Since hair restoration surgery is a good option for nearly 90% of the
balding men in the country, women think they will also make good candidates,
but this is usually not the case.
Very few women have the type of hair loss that make them good candidates.
Most women have diffuse hair loss instead, an overall thinning in all areas of
the head, including the sides and back, which are the areas that act as donor
sites in men. It is from these sites that the hair is removed for hair
transplantation to other areas of the head.
People lose hair for various reasons. Illness and medication (like chemotherapy to treat cancer) can cause hair loss. Hair loss can also be inherited from a parent.

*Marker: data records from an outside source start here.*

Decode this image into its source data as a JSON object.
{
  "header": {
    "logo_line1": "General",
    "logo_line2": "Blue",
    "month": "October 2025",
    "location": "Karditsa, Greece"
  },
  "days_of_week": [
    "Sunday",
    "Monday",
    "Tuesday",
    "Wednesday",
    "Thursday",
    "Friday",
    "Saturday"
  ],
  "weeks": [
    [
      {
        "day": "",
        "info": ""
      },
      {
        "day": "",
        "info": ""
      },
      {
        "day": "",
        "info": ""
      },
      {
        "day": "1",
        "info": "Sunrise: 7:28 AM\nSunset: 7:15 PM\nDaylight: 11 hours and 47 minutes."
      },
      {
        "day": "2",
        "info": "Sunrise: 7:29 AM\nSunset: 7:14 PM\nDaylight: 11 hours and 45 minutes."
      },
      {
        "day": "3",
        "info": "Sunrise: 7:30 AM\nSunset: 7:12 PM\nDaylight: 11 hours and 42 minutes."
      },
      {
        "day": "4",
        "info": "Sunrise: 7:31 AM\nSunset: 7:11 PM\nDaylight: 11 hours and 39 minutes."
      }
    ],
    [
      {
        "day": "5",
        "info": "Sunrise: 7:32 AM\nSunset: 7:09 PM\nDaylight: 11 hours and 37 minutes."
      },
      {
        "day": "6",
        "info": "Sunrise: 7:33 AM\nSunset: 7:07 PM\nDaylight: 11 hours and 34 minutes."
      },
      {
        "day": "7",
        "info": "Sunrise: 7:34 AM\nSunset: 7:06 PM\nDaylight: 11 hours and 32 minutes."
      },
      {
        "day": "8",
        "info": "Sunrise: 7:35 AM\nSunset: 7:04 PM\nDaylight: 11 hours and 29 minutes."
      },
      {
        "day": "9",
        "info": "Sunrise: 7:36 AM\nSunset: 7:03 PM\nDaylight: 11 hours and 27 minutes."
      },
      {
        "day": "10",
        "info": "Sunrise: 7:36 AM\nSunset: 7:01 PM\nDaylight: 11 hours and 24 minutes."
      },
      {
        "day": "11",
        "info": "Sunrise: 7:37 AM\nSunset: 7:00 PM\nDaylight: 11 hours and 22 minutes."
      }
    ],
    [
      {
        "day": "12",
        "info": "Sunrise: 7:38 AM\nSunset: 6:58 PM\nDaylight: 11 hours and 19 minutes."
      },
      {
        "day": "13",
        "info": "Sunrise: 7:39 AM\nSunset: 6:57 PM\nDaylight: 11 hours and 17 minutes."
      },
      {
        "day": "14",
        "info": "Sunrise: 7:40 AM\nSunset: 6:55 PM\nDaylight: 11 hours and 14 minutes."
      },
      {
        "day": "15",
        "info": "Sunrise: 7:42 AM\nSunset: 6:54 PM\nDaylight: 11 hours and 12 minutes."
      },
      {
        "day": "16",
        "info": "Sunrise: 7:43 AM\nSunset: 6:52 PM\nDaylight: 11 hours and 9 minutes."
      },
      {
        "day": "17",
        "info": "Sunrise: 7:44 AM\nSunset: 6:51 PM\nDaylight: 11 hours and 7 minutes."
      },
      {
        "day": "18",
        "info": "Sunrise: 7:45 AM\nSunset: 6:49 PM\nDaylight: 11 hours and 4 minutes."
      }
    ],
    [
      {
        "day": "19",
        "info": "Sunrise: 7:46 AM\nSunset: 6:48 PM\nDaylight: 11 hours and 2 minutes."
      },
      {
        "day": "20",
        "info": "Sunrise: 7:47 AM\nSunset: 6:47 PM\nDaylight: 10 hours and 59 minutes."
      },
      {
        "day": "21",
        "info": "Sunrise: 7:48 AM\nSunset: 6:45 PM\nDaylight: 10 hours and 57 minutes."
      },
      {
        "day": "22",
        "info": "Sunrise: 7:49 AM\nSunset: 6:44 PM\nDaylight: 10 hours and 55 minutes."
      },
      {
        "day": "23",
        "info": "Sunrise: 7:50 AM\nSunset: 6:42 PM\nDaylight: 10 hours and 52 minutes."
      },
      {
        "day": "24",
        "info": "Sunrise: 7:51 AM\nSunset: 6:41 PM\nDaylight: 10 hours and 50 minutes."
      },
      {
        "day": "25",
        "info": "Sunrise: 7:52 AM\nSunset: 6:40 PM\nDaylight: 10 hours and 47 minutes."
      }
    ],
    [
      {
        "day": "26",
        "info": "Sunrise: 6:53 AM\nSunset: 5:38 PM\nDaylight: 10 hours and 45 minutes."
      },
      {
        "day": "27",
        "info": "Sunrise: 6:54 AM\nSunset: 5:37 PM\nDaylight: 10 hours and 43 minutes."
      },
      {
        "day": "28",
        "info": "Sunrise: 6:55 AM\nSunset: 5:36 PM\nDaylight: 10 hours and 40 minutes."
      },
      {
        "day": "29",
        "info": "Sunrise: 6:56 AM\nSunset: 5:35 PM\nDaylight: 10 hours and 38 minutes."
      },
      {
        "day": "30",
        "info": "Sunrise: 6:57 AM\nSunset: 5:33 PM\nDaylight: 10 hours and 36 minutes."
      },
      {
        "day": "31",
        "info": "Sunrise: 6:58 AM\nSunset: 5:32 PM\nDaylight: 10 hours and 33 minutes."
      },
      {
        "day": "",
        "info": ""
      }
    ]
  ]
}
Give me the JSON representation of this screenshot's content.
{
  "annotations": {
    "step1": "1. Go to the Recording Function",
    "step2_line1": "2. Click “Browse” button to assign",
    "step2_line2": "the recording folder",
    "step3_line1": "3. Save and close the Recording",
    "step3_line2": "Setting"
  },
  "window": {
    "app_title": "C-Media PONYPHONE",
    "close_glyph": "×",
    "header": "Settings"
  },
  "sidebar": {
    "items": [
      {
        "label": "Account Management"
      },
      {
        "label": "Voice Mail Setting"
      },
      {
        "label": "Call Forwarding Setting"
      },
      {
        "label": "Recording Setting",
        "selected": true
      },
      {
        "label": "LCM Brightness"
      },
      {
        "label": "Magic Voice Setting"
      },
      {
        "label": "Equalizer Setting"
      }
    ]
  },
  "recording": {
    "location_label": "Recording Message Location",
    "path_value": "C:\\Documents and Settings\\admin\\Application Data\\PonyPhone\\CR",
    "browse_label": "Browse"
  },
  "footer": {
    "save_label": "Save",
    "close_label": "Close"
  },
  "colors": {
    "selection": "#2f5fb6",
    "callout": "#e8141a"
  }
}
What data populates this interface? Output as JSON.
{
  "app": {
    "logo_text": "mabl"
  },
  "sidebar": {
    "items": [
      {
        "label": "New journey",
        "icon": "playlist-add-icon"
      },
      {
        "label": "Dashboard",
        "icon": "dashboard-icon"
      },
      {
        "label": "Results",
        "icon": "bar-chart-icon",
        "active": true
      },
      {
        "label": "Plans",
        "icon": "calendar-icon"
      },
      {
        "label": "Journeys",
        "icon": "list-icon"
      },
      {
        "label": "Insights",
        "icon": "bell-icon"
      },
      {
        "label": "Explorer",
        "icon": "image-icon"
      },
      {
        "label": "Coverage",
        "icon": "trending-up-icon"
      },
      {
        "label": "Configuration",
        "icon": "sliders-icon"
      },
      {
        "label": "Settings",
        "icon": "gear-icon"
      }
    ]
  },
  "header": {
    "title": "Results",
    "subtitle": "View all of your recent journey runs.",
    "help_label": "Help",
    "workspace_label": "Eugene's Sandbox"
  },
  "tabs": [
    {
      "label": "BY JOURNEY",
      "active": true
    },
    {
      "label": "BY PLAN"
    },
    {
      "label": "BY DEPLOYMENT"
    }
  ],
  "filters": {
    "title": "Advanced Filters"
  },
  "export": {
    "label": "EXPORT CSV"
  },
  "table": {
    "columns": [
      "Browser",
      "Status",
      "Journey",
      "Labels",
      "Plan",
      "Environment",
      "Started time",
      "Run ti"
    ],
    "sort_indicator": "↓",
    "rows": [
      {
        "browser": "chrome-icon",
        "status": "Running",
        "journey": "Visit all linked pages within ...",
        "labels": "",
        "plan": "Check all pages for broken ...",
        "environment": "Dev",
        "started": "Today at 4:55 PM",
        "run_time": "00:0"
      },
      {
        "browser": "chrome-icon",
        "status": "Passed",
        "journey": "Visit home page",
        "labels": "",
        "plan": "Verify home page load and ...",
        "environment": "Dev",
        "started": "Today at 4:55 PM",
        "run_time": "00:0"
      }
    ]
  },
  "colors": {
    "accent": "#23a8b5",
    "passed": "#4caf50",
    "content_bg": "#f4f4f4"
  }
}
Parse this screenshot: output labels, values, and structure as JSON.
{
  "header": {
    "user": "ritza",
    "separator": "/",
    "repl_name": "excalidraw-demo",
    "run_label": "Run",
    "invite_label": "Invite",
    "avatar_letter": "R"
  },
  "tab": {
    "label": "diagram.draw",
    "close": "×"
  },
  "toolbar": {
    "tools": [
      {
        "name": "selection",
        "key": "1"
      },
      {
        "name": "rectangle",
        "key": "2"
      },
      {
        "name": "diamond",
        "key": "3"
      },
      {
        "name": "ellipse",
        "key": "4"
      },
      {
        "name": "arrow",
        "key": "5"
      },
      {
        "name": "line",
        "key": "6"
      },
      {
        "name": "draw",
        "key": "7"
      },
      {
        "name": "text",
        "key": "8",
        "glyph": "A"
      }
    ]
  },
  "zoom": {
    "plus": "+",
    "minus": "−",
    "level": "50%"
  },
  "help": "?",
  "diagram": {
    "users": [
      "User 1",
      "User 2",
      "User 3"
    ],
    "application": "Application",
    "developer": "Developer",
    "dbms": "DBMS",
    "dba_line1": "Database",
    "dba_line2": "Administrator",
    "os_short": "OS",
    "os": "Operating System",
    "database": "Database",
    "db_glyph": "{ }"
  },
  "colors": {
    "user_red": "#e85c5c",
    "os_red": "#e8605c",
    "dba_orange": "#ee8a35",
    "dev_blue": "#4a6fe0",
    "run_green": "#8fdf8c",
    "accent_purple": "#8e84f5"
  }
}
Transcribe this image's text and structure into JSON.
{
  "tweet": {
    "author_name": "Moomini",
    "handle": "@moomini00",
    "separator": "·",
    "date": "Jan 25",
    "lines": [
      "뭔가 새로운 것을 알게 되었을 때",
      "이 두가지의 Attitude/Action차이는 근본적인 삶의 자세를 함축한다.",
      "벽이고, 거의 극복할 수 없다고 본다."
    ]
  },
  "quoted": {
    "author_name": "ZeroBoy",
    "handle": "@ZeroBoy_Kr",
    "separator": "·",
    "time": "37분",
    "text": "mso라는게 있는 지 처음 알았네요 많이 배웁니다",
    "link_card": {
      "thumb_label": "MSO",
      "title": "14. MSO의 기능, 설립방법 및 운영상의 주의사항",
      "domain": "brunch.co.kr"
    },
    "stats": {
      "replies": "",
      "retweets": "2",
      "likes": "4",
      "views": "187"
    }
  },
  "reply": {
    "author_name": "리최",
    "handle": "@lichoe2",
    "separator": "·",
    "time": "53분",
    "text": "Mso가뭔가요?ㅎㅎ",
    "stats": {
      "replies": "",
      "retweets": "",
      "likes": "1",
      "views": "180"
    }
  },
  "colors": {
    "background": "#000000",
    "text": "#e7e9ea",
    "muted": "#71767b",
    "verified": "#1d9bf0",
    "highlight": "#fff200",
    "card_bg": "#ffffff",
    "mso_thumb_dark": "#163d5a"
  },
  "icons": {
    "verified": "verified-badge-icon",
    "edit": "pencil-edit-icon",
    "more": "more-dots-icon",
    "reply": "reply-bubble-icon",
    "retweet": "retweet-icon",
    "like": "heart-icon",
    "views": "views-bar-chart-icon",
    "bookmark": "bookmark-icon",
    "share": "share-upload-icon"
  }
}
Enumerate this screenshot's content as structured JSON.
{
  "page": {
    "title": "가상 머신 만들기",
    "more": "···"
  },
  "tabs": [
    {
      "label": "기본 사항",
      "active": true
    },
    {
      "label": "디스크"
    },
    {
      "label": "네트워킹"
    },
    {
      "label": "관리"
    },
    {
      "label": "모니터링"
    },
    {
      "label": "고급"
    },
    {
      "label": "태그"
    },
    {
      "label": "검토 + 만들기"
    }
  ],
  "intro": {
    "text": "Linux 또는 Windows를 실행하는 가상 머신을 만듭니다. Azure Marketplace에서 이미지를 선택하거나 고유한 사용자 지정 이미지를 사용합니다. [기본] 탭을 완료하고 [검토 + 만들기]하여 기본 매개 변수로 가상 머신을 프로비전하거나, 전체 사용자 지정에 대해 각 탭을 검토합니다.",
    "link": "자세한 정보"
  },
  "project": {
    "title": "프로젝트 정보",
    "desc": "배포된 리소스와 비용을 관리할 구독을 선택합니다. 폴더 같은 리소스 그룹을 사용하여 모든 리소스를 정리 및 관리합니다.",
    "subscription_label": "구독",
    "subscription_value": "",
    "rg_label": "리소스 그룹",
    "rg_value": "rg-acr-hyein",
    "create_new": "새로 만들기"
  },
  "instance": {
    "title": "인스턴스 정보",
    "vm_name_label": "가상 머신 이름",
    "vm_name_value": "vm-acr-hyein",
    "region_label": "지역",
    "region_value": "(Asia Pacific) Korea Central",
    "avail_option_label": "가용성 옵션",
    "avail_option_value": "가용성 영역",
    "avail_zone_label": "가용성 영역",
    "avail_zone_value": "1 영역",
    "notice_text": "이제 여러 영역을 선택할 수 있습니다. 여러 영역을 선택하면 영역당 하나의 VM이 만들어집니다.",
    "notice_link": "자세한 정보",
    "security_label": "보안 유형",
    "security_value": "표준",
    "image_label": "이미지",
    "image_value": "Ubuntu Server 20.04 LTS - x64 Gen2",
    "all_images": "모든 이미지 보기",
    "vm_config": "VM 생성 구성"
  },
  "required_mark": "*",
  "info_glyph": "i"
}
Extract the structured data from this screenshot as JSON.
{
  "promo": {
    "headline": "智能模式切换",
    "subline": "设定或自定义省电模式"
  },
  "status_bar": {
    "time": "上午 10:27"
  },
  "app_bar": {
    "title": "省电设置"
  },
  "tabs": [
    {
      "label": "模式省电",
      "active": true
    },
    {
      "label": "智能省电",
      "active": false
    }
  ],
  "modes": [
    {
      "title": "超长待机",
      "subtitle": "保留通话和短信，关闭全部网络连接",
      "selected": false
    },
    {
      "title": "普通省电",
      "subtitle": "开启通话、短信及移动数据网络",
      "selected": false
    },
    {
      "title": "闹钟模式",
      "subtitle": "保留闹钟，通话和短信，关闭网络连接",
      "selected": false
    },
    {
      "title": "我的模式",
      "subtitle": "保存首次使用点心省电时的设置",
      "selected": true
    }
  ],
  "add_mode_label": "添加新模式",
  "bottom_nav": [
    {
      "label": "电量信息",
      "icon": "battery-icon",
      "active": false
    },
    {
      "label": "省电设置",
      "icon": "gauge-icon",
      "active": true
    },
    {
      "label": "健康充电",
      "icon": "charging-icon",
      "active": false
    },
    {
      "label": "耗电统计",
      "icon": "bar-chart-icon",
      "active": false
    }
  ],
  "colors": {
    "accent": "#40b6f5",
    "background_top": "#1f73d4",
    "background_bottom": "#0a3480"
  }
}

Often, hair thins because it is fine-textured -- or because too many harsh chemicals have been used on it -- so it breaks easily.
These are hair care tips to help protect hair, prevent further hair loss, and add volume to your existing hair.
What Your Hair Says About Your Health
In men, the donor sites are called stable sites, which means that the hair
and follicles in those areas are not affected by the
dihydrotestosterone (DHT) that shrinks follicles elsewhere on the head.
This is the situation in those with androgenetic alopecia, or what's commonly
called male pattern baldness.
In female pattern baldness, however, these donor areas are usually unstable.
They are thinning, just like the other areas of the head. The donor areas in
women are affected by follicle-killing DHT. That means that if you remove hair
and accompanying follicles from these donor areas in women and transplant them
to other areas, it's just going to fall out. Any doctor who would attempt to
transplant hair from an unstable donor site is potentially unethical and may
just be trying to take economic advantage of the patient.
Another difference between male and female pattern baldness is the frontal
hairline. Unlike men, women with hair loss tend to keep their frontal hairline.
They don't have to worry about needing a hair transplant to frame their face
and are instead more concerned about the loss of volume from the top and back.
Hair transplants, though, don't do much to increase volume. It just moves hair
from one place to another.
Which Women Are Good Candidates for Hair Transplant?
According to experts a very small percentage of women are candidates for
hair transplant surgery. About 2% to 5% of women with hair loss will benefit
from this type of procedure. They are:
Women who have suffered hair loss due to mechanical or traction alopecia
Women who have had previous cosmetic or plastic surgery and are concerned
about hair loss around the incision sites.
Women who have a distinct pattern of baldness, similar to that of male
pattern baldness. This includes hairline recession, vertex thinning (on the
crown or top of the scalp), and a donor area that is not affected by
Women who suffer hair loss due to trauma, including burn victims, scarring
from accidents, and chemical burns.
Women with alopecia marginalis, a condition that looks very similar to
Published on March 1, 2010
WebMD Medical Reference from the American Hair Loss Association